Disadvantage of price hike of Hilfiger brand in Europe
The potential disadvantage that higher prices in Europe as opposed to the U.S. is that this might send an ambiguous and inconsistent message to the target market. There will be a non-uniform brand established in the European market that is already flooded with expensive brands. Tommy Hilfiger might stretch its competition in the European market by increasing the price. By charging higher price in Europe, the brand will be exposed to competitors that it has not planned to compete with. By inviting increased competition and category expansion of its product, Hilfiger will also risk losing the customer age group of 20-30. This age group does value Hilfiger for being a trendy upscale brand within affordable price range. The company will have to provide superior quality for charging more as compared to the U.S. market. Such a strategy could lead the Europeans to startplacing online orders for the Hilfiger apparel from U.S.A that will cost them less as compared to buying clothes from European market.Keeping of two collections in their product offering will complicate the management of operations and marketing. Marketing communication will find it difficult to justify and harmonize both the product lines, in U.S. And Europe. There is an increased integration of markets currently going on in the international markets for apparel. Tommy Hilfiger being no exception is expected by majority of the consumers to promote an integrated look-a-like image of the company.

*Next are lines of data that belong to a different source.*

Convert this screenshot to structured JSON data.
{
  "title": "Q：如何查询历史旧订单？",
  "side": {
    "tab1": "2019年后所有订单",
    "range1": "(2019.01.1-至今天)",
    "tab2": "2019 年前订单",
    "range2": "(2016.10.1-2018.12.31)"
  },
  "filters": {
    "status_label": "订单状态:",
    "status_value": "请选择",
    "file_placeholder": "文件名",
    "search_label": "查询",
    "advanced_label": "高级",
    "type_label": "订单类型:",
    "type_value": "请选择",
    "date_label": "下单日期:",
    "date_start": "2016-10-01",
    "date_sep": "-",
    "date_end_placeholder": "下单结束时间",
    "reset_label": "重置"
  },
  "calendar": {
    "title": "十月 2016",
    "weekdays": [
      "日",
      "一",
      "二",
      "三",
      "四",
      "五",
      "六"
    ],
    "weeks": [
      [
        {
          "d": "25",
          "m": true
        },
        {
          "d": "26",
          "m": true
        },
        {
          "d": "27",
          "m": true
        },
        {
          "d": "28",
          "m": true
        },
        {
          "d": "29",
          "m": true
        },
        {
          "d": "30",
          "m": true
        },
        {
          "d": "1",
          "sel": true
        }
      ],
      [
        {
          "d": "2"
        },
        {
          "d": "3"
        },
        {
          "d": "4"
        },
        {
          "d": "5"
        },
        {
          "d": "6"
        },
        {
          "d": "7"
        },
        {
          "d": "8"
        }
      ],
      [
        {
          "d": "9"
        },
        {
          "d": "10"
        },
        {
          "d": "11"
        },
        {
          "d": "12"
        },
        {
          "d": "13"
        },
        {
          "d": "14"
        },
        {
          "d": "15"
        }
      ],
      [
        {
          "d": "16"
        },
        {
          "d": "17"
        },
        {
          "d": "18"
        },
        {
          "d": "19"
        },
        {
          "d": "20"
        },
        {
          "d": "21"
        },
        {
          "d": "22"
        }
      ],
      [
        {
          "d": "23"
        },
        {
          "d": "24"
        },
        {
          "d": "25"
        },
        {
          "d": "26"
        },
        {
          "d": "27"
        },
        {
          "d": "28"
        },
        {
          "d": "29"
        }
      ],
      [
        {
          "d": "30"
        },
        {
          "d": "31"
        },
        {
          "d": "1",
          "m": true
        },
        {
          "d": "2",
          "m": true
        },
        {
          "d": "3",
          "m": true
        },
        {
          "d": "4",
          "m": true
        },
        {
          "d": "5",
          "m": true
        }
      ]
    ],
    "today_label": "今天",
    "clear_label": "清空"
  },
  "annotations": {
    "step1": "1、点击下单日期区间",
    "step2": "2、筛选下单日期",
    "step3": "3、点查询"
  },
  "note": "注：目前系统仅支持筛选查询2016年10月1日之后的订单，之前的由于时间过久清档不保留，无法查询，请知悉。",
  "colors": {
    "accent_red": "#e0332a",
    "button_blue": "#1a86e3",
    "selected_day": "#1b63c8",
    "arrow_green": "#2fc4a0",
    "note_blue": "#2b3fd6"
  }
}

Currently, the European economies are passing through a recessionary phase. Most of…